> **Problem requirements**
Starting with the first line and ending with the last, copy the entries word for word.

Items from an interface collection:

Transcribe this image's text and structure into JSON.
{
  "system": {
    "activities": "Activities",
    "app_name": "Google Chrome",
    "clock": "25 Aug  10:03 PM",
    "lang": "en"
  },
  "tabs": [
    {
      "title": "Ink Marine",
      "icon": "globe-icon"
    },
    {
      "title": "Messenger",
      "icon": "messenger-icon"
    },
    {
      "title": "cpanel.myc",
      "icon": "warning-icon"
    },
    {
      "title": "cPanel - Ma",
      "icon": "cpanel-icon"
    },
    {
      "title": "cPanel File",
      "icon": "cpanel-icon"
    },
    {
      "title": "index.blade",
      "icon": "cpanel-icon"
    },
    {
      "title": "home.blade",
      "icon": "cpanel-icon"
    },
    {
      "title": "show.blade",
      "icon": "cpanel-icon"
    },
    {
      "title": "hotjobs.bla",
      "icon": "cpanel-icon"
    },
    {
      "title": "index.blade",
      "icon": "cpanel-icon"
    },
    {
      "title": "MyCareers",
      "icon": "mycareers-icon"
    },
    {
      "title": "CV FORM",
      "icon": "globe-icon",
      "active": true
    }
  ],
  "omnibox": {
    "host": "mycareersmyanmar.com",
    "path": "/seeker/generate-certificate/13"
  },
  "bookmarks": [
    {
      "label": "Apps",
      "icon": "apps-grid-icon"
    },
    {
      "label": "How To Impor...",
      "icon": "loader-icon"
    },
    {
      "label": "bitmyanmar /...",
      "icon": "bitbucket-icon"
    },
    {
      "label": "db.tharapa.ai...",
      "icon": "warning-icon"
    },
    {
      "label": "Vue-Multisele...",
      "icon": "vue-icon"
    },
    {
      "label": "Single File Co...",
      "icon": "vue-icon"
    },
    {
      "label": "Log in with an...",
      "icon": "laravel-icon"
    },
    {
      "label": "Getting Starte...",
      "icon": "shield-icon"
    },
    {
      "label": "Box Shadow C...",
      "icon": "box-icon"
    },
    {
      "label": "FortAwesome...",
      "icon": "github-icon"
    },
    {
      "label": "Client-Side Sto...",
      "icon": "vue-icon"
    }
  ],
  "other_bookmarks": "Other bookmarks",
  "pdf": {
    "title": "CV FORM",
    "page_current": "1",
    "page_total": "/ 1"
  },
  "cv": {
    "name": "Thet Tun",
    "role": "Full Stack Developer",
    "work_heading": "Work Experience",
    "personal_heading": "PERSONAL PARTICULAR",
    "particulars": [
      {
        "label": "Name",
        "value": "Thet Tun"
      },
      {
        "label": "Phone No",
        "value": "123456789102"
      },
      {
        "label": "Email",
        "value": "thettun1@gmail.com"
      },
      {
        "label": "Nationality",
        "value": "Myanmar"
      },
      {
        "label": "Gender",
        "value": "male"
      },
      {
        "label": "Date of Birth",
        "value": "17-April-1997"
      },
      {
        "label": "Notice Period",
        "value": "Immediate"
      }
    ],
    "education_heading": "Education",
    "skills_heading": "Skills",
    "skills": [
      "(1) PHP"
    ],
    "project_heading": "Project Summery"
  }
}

> **Answer**
Transcribe this image's text and structure into JSON.
{
  "system": {
    "activities": "Activities",
    "app_name": "Google Chrome",
    "clock": "25 Aug  10:03 PM",
    "lang": "en"
  },
  "tabs": [
    {
      "title": "Ink Marine",
      "icon": "globe-icon"
    },
    {
      "title": "Messenger",
      "icon": "messenger-icon"
    },
    {
      "title": "cpanel.myc",
      "icon": "warning-icon"
    },
    {
      "title": "cPanel - Ma",
      "icon": "cpanel-icon"
    },
    {
      "title": "cPanel File",
      "icon": "cpanel-icon"
    },
    {
      "title": "index.blade",
      "icon": "cpanel-icon"
    },
    {
      "title": "home.blade",
      "icon": "cpanel-icon"
    },
    {
      "title": "show.blade",
      "icon": "cpanel-icon"
    },
    {
      "title": "hotjobs.bla",
      "icon": "cpanel-icon"
    },
    {
      "title": "index.blade",
      "icon": "cpanel-icon"
    },
    {
      "title": "MyCareers",
      "icon": "mycareers-icon"
    },
    {
      "title": "CV FORM",
      "icon": "globe-icon",
      "active": true
    }
  ],
  "omnibox": {
    "host": "mycareersmyanmar.com",
    "path": "/seeker/generate-certificate/13"
  },
  "bookmarks": [
    {
      "label": "Apps",
      "icon": "apps-grid-icon"
    },
    {
      "label": "How To Impor...",
      "icon": "loader-icon"
    },
    {
      "label": "bitmyanmar /...",
      "icon": "bitbucket-icon"
    },
    {
      "label": "db.tharapa.ai...",
      "icon": "warning-icon"
    },
    {
      "label": "Vue-Multisele...",
      "icon": "vue-icon"
    },
    {
      "label": "Single File Co...",
      "icon": "vue-icon"
    },
    {
      "label": "Log in with an...",
      "icon": "laravel-icon"
    },
    {
      "label": "Getting Starte...",
      "icon": "shield-icon"
    },
    {
      "label": "Box Shadow C...",
      "icon": "box-icon"
    },
    {
      "label": "FortAwesome...",
      "icon": "github-icon"
    },
    {
      "label": "Client-Side Sto...",
      "icon": "vue-icon"
    }
  ],
  "other_bookmarks": "Other bookmarks",
  "pdf": {
    "title": "CV FORM",
    "page_current": "1",
    "page_total": "/ 1"
  },
  "cv": {
    "name": "Thet Tun",
    "role": "Full Stack Developer",
    "work_heading": "Work Experience",
    "personal_heading": "PERSONAL PARTICULAR",
    "particulars": [
      {
        "label": "Name",
        "value": "Thet Tun"
      },
      {
        "label": "Phone No",
        "value": "123456789102"
      },
      {
        "label": "Email",
        "value": "thettun1@gmail.com"
      },
      {
        "label": "Nationality",
        "value": "Myanmar"
      },
      {
        "label": "Gender",
        "value": "male"
      },
      {
        "label": "Date of Birth",
        "value": "17-April-1997"
      },
      {
        "label": "Notice Period",
        "value": "Immediate"
      }
    ],
    "education_heading": "Education",
    "skills_heading": "Skills",
    "skills": [
      "(1) PHP"
    ],
    "project_heading": "Project Summery"
  }
}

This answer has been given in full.